Segment Start: INPUT RECORDS

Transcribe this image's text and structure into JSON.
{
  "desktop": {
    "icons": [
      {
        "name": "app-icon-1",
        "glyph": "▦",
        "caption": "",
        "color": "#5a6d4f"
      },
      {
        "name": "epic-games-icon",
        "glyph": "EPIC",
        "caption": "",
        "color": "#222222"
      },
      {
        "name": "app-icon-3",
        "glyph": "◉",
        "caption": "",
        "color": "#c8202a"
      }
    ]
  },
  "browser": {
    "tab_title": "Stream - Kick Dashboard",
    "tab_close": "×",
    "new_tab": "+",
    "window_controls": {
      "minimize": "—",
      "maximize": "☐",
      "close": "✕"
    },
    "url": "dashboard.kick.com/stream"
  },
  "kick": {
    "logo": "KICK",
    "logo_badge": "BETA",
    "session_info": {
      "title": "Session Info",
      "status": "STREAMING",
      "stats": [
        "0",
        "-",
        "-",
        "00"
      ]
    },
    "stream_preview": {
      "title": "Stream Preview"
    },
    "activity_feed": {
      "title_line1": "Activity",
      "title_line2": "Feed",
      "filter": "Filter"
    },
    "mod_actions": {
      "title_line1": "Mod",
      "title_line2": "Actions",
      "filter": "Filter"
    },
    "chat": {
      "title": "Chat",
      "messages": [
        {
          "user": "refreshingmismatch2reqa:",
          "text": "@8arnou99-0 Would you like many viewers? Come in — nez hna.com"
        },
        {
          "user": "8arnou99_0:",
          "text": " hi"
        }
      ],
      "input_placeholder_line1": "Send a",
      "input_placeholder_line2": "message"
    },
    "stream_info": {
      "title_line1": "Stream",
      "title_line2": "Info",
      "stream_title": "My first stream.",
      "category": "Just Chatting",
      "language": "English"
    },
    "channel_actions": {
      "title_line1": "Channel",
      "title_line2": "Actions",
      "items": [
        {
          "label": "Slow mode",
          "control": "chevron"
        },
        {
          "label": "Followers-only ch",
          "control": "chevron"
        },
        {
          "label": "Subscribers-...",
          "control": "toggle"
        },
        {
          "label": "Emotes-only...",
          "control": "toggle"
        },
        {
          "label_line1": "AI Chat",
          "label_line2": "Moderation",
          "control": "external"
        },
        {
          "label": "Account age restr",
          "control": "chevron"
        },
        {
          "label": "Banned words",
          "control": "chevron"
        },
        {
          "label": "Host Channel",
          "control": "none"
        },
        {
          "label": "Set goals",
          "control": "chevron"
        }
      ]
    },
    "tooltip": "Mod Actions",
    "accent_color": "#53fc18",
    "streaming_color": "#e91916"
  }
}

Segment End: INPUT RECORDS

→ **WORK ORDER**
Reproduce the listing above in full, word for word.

→ **TASK ANSWER**
Transcribe this image's text and structure into JSON.
{
  "desktop": {
    "icons": [
      {
        "name": "app-icon-1",
        "glyph": "▦",
        "caption": "",
        "color": "#5a6d4f"
      },
      {
        "name": "epic-games-icon",
        "glyph": "EPIC",
        "caption": "",
        "color": "#222222"
      },
      {
        "name": "app-icon-3",
        "glyph": "◉",
        "caption": "",
        "color": "#c8202a"
      }
    ]
  },
  "browser": {
    "tab_title": "Stream - Kick Dashboard",
    "tab_close": "×",
    "new_tab": "+",
    "window_controls": {
      "minimize": "—",
      "maximize": "☐",
      "close": "✕"
    },
    "url": "dashboard.kick.com/stream"
  },
  "kick": {
    "logo": "KICK",
    "logo_badge": "BETA",
    "session_info": {
      "title": "Session Info",
      "status": "STREAMING",
      "stats": [
        "0",
        "-",
        "-",
        "00"
      ]
    },
    "stream_preview": {
      "title": "Stream Preview"
    },
    "activity_feed": {
      "title_line1": "Activity",
      "title_line2": "Feed",
      "filter": "Filter"
    },
    "mod_actions": {
      "title_line1": "Mod",
      "title_line2": "Actions",
      "filter": "Filter"
    },
    "chat": {
      "title": "Chat",
      "messages": [
        {
          "user": "refreshingmismatch2reqa:",
          "text": "@8arnou99-0 Would you like many viewers? Come in — nez hna.com"
        },
        {
          "user": "8arnou99_0:",
          "text": " hi"
        }
      ],
      "input_placeholder_line1": "Send a",
      "input_placeholder_line2": "message"
    },
    "stream_info": {
      "title_line1": "Stream",
      "title_line2": "Info",
      "stream_title": "My first stream.",
      "category": "Just Chatting",
      "language": "English"
    },
    "channel_actions": {
      "title_line1": "Channel",
      "title_line2": "Actions",
      "items": [
        {
          "label": "Slow mode",
          "control": "chevron"
        },
        {
          "label": "Followers-only ch",
          "control": "chevron"
        },
        {
          "label": "Subscribers-...",
          "control": "toggle"
        },
        {
          "label": "Emotes-only...",
          "control": "toggle"
        },
        {
          "label_line1": "AI Chat",
          "label_line2": "Moderation",
          "control": "external"
        },
        {
          "label": "Account age restr",
          "control": "chevron"
        },
        {
          "label": "Banned words",
          "control": "chevron"
        },
        {
          "label": "Host Channel",
          "control": "none"
        },
        {
          "label": "Set goals",
          "control": "chevron"
        }
      ]
    },
    "tooltip": "Mod Actions",
    "accent_color": "#53fc18",
    "streaming_color": "#e91916"
  }
}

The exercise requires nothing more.